● WORK TASK
Give only the number of lines below that contain the word "should".

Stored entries
────
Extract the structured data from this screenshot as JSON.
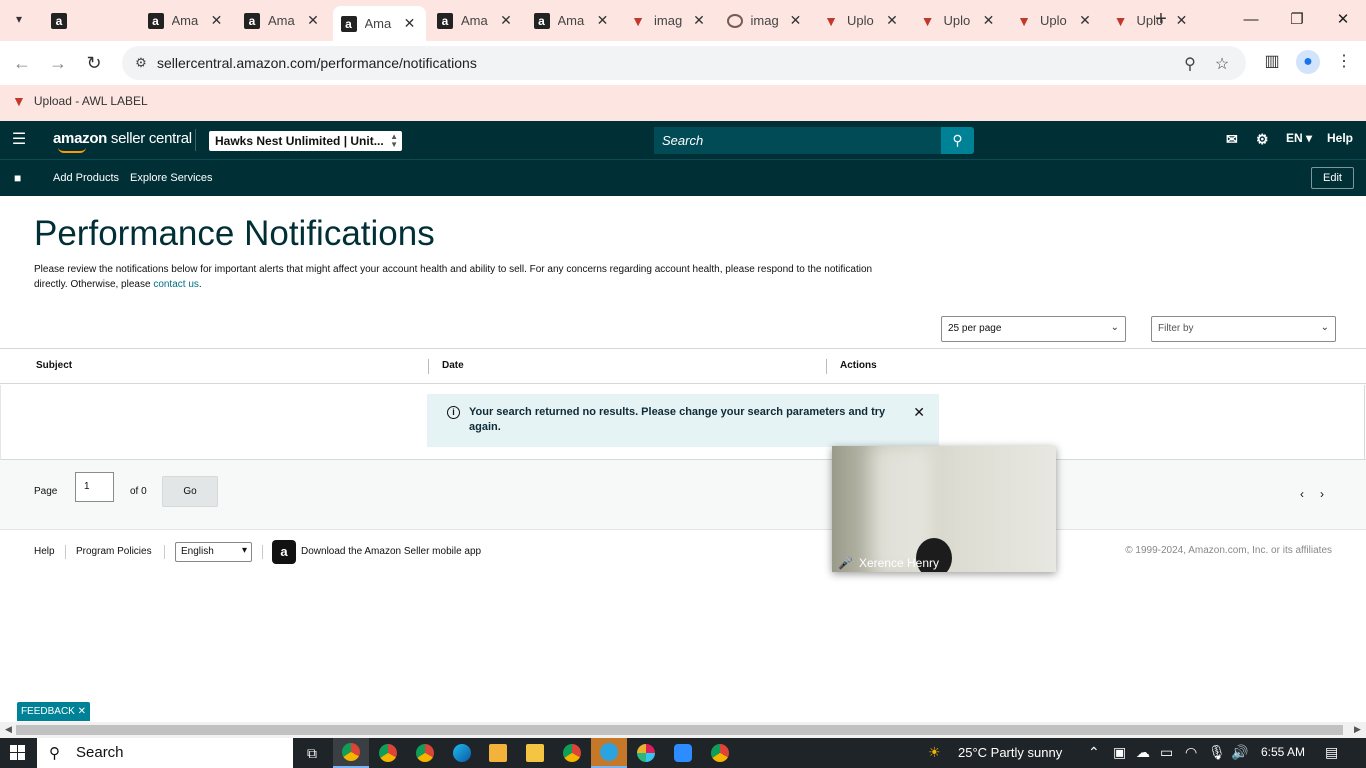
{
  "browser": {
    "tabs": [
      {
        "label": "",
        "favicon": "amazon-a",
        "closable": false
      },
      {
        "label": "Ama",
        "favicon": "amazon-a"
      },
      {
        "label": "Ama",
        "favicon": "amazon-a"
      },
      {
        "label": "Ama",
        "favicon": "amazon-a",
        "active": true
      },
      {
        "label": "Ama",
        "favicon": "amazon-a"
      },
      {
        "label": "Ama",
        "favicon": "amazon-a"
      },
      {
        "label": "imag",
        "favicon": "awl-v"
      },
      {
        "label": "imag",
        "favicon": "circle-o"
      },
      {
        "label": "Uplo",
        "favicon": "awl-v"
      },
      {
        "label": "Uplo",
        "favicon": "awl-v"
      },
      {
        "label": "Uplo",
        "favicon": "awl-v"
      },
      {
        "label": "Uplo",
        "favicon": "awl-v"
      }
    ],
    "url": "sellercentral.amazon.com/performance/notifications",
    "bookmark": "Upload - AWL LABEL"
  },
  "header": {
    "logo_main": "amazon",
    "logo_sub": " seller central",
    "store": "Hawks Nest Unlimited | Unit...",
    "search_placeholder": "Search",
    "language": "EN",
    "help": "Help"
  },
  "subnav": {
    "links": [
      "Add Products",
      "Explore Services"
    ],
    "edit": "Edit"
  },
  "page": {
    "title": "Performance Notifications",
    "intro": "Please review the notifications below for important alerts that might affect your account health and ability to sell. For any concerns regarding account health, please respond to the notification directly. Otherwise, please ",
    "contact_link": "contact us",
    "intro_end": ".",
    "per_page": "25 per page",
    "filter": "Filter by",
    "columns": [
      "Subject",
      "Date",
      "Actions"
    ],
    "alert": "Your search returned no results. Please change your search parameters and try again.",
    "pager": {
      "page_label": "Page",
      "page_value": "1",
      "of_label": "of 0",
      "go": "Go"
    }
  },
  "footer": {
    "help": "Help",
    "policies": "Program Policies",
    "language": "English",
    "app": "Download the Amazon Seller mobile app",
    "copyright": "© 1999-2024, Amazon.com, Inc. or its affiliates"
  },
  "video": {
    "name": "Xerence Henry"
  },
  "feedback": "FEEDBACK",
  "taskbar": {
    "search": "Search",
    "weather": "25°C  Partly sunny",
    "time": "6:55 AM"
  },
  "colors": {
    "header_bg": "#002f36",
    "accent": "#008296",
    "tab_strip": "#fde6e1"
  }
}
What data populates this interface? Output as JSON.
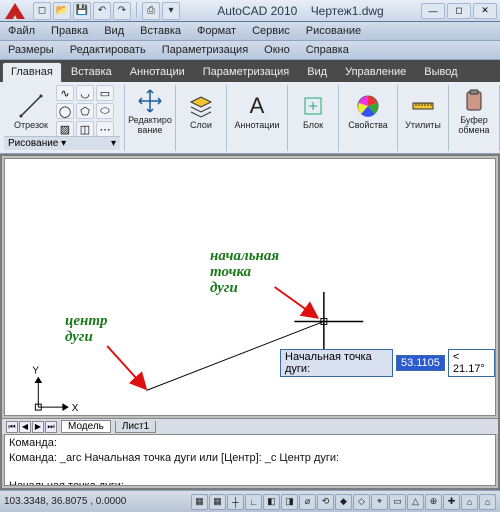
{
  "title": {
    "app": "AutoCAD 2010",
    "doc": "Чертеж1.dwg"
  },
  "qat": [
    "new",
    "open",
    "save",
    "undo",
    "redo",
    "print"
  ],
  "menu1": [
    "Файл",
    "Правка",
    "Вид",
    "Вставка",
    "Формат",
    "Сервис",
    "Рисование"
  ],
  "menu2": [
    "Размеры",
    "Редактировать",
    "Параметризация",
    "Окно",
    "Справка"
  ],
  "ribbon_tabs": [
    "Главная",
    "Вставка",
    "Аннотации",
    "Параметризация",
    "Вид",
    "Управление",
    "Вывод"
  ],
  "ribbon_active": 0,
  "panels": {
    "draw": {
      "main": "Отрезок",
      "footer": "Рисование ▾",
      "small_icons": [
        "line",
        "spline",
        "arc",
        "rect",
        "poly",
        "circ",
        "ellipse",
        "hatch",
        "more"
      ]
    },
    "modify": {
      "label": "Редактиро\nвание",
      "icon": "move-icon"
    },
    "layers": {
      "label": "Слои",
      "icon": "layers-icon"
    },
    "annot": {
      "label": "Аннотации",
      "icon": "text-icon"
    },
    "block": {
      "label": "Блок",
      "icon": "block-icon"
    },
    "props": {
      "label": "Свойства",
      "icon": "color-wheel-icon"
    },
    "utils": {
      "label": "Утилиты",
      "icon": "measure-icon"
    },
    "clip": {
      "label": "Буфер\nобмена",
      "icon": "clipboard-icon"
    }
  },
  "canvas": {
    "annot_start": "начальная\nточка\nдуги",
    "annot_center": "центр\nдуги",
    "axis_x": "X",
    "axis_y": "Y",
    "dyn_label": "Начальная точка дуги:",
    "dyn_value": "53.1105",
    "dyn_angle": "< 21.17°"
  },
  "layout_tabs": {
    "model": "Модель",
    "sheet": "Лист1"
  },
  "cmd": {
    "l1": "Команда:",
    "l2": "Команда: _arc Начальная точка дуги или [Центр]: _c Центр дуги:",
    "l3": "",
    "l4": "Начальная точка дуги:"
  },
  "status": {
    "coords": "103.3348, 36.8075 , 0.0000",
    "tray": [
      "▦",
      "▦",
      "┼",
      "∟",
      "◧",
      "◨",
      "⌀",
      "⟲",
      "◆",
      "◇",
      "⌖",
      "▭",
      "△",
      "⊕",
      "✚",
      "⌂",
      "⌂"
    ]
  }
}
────
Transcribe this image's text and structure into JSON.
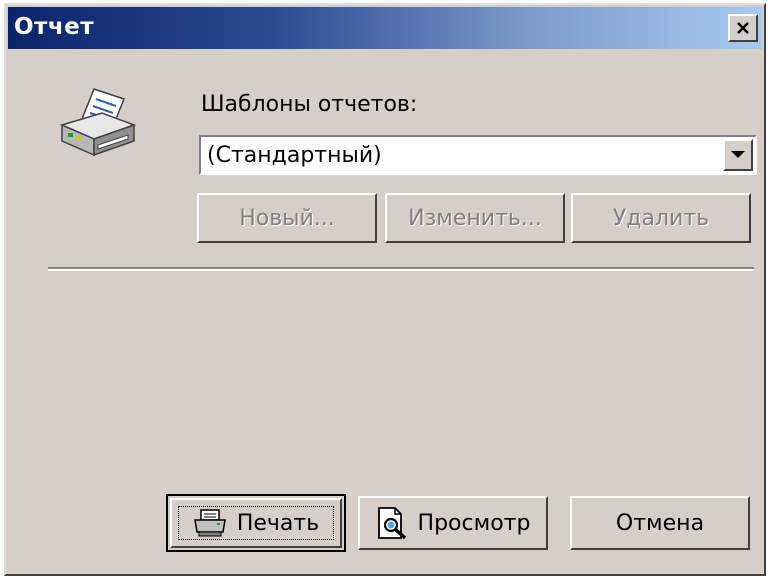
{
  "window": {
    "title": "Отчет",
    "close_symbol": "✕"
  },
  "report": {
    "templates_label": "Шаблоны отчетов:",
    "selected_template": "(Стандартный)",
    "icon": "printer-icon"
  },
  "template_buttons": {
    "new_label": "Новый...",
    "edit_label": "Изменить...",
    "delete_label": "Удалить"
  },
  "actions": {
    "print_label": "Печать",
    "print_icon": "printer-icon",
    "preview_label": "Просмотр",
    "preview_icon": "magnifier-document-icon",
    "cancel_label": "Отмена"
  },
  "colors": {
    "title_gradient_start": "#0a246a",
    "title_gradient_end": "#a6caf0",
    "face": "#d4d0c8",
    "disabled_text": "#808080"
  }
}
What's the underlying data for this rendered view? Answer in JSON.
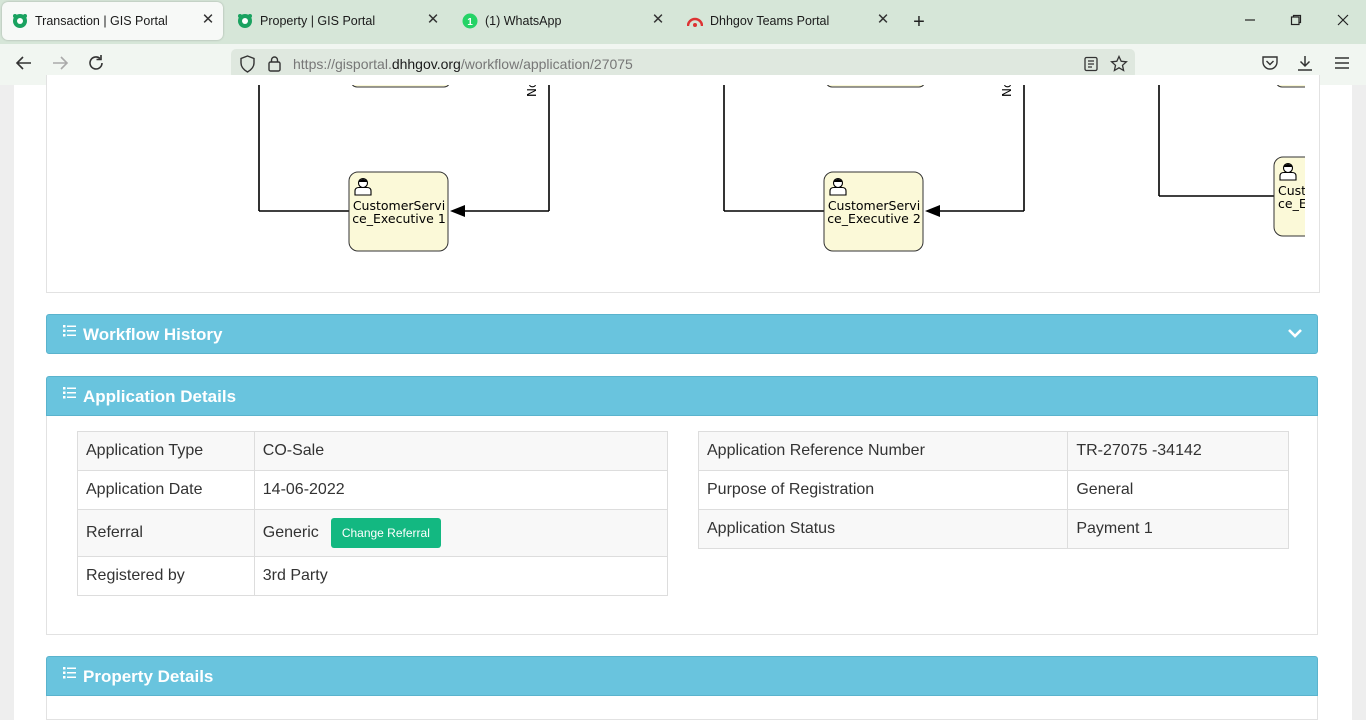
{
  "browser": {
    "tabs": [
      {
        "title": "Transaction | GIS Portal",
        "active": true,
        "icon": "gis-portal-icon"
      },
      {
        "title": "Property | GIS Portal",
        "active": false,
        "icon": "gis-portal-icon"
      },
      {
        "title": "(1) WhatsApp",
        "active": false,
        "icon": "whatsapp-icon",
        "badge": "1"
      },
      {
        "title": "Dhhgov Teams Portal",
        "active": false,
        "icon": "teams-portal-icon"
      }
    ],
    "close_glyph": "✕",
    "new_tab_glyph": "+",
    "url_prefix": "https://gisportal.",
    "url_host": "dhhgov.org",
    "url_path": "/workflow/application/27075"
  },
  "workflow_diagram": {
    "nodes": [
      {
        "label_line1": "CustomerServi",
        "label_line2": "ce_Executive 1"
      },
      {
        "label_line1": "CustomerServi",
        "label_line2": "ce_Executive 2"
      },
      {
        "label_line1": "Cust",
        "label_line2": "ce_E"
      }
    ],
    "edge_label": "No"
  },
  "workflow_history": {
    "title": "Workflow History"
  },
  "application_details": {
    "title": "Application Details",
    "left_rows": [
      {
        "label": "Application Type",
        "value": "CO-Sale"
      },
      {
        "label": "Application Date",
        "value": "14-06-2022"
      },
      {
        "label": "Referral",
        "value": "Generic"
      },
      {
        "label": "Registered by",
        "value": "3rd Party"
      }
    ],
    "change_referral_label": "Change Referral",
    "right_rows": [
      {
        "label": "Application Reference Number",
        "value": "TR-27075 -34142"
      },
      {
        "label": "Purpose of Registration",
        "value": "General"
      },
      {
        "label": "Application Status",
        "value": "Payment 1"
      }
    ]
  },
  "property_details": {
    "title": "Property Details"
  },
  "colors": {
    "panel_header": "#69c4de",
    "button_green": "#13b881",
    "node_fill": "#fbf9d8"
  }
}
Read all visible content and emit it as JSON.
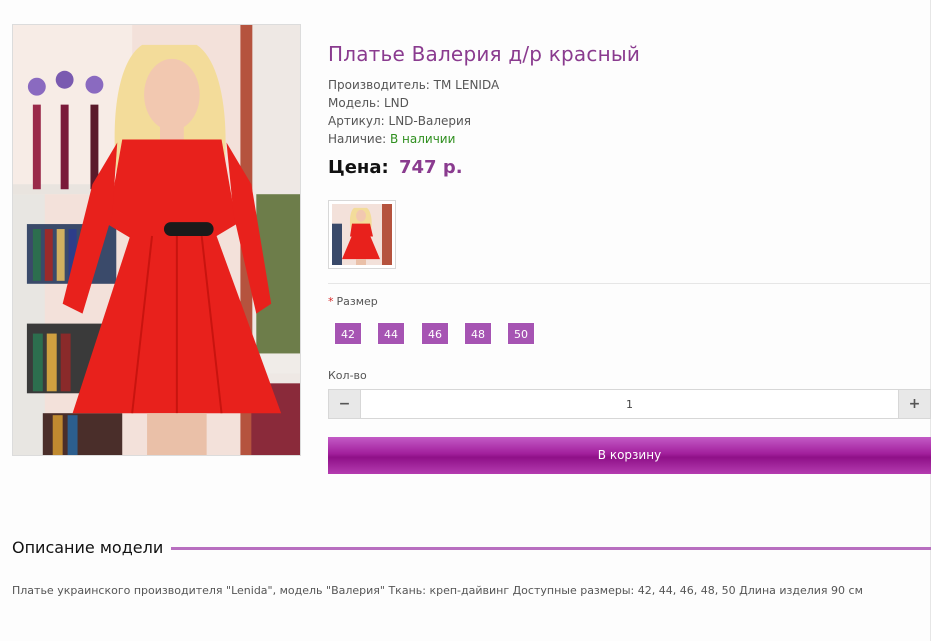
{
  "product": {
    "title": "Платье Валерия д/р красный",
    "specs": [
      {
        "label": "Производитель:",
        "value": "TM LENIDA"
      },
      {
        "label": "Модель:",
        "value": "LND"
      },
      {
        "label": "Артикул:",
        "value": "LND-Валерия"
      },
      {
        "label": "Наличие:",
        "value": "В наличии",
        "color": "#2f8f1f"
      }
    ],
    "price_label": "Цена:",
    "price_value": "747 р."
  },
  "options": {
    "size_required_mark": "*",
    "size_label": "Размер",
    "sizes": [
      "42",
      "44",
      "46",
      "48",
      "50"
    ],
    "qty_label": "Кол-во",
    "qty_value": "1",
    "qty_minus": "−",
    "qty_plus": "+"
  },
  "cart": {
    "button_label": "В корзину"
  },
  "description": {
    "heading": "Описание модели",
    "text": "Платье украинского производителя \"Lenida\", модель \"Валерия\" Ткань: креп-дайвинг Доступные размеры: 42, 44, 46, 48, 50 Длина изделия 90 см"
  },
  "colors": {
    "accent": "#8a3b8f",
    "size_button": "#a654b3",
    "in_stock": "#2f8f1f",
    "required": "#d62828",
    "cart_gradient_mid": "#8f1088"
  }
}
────
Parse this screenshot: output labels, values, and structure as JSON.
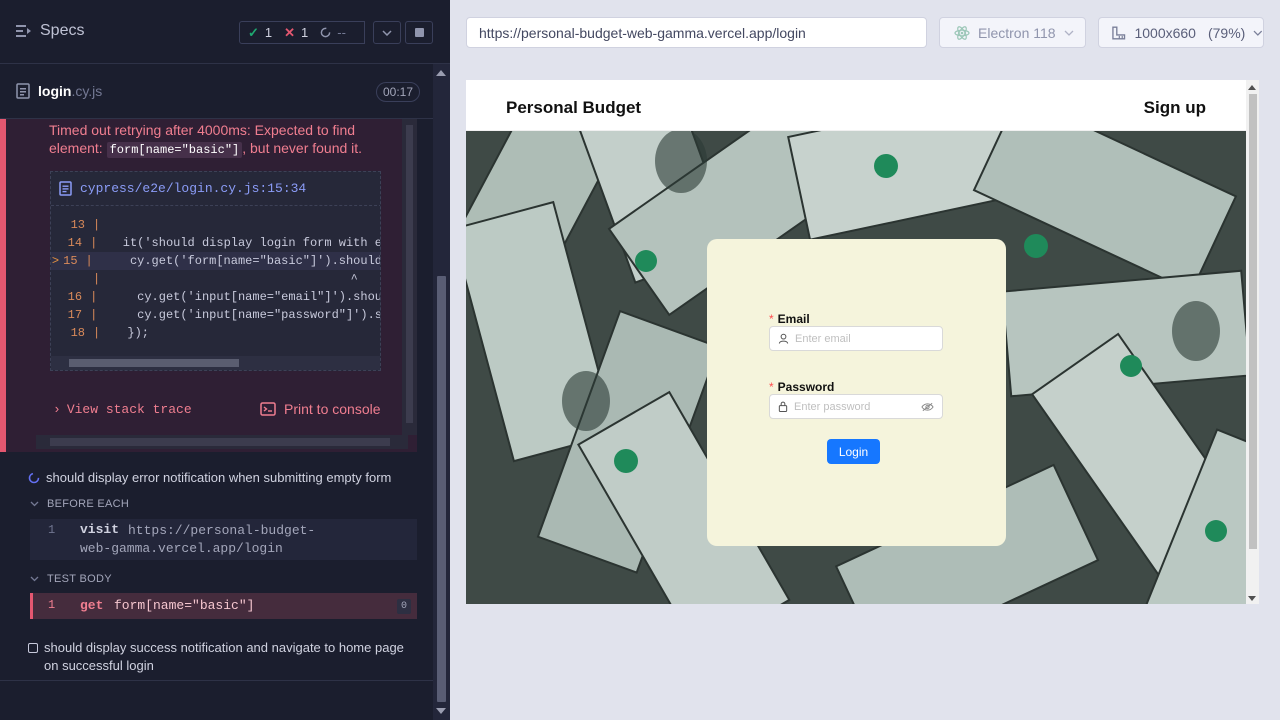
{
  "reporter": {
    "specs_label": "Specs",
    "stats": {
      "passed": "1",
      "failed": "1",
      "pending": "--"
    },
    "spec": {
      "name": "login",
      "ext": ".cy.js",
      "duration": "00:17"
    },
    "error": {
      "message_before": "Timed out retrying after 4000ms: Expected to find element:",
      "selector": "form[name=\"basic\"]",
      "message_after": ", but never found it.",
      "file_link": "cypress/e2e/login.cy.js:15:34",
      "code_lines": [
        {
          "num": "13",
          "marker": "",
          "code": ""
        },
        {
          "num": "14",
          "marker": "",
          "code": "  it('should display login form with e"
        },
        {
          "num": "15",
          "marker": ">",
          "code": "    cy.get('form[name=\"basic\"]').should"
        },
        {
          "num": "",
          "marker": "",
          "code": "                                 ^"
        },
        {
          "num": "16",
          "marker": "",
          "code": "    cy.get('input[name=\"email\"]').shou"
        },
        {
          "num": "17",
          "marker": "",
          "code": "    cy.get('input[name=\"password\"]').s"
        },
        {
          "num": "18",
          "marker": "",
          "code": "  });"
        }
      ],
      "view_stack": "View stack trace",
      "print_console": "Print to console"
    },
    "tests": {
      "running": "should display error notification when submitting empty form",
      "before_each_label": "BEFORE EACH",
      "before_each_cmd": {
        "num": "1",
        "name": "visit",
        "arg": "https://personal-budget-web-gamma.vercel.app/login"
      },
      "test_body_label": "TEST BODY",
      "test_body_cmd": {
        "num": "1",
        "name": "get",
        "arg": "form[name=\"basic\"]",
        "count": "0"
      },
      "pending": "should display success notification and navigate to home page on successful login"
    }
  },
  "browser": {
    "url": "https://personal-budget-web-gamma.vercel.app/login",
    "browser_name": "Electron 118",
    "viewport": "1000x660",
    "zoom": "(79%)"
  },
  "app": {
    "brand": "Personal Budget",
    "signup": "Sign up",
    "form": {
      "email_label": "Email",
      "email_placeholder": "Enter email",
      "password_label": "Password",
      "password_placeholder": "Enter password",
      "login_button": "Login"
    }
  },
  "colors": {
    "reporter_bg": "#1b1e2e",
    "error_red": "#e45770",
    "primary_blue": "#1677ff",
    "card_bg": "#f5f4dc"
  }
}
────
● EXPECTED OUTPUT
4